## Problem to work on
State how many lines in the listing below include the string "component". The answer is the number alone.

## Input records
- - - - - - -
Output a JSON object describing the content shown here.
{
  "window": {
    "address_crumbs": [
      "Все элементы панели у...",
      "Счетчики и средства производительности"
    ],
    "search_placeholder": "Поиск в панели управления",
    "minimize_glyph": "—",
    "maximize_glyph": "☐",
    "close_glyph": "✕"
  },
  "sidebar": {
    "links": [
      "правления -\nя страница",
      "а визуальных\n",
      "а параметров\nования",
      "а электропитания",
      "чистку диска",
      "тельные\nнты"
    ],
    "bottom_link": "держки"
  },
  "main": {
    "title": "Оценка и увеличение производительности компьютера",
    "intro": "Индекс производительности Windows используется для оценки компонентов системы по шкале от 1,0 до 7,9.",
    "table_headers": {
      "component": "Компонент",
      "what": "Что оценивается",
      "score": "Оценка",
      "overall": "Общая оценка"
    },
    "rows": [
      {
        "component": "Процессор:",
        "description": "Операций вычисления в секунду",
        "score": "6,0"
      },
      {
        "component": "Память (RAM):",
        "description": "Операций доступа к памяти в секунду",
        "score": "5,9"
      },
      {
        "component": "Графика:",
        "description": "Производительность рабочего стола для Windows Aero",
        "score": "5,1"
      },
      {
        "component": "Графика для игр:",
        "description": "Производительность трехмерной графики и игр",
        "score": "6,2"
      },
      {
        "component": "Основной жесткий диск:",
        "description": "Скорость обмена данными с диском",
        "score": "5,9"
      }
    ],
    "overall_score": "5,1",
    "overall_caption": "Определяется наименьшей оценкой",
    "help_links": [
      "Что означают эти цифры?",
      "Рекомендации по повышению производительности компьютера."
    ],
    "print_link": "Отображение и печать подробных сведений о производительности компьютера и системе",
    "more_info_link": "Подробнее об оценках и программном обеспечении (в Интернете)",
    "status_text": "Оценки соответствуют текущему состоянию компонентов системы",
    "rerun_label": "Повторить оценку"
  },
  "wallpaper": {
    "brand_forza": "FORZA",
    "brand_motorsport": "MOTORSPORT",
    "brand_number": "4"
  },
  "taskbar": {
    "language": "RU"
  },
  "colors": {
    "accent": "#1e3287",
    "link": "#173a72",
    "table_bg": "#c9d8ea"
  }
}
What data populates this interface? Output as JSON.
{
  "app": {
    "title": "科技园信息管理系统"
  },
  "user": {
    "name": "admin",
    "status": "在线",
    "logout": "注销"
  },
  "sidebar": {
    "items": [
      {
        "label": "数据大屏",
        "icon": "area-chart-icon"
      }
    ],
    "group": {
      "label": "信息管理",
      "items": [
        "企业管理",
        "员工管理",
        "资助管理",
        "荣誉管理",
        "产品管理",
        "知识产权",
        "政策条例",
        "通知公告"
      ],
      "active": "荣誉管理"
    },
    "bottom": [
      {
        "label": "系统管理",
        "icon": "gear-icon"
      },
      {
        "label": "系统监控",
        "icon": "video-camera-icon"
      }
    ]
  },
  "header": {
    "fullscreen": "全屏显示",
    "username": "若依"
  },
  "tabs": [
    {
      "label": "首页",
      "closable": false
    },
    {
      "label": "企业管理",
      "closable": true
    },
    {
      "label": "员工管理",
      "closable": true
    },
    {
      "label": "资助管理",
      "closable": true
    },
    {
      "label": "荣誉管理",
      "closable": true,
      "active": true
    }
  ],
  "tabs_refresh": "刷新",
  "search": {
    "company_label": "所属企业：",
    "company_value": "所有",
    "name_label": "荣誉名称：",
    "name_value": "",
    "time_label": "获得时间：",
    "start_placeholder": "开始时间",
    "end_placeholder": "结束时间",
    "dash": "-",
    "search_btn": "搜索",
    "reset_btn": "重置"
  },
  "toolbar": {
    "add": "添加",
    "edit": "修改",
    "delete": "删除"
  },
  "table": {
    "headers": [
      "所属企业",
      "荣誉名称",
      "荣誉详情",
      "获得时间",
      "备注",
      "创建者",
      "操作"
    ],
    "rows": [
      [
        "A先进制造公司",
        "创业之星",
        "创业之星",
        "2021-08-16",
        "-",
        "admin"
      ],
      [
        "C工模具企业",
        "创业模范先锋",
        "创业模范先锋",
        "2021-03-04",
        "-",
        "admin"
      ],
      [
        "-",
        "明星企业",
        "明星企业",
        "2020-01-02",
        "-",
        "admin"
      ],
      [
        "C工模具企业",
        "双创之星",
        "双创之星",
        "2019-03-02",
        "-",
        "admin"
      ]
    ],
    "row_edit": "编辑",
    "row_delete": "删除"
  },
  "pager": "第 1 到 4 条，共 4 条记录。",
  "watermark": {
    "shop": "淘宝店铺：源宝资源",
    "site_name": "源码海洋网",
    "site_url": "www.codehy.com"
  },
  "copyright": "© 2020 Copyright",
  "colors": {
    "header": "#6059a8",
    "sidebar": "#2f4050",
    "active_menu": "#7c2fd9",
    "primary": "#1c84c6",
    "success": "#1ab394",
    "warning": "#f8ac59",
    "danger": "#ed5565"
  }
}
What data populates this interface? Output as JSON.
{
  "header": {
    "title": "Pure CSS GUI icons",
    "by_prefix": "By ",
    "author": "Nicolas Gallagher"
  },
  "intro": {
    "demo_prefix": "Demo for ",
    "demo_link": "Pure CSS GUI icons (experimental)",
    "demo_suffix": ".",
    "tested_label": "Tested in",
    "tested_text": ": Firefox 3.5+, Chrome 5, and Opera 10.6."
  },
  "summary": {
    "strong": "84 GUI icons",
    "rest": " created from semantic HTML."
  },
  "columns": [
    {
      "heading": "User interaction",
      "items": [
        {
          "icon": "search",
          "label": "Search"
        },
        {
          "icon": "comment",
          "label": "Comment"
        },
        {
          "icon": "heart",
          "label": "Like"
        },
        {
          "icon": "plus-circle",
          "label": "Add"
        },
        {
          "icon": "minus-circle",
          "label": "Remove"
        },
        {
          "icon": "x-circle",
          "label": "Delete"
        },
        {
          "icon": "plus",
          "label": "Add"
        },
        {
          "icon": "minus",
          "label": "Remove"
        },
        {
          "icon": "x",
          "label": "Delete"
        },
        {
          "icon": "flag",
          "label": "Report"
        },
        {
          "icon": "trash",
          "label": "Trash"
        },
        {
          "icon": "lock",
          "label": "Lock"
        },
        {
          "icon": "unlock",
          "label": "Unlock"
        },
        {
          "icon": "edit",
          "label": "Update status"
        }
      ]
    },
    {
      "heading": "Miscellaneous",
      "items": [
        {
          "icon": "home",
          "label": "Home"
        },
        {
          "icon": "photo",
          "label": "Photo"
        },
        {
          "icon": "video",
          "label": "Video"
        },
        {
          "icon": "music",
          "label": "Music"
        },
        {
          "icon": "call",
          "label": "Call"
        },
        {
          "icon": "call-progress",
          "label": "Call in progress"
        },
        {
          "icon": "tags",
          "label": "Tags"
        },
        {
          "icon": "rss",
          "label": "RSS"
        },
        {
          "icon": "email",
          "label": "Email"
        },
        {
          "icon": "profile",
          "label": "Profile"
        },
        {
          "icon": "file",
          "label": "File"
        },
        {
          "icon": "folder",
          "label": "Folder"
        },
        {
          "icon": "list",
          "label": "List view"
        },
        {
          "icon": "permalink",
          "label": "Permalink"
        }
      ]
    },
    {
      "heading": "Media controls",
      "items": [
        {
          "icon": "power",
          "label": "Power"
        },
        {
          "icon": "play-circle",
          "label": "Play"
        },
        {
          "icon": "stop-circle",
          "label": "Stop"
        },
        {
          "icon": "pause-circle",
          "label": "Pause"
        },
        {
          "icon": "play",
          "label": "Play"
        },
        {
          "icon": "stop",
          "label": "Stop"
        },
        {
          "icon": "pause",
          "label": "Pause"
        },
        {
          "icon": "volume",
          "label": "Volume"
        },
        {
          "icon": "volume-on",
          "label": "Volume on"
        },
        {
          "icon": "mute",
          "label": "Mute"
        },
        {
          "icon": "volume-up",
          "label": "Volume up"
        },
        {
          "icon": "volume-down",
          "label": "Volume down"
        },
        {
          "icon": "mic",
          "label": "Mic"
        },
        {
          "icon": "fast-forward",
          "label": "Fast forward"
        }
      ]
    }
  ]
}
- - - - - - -
## Answer area
6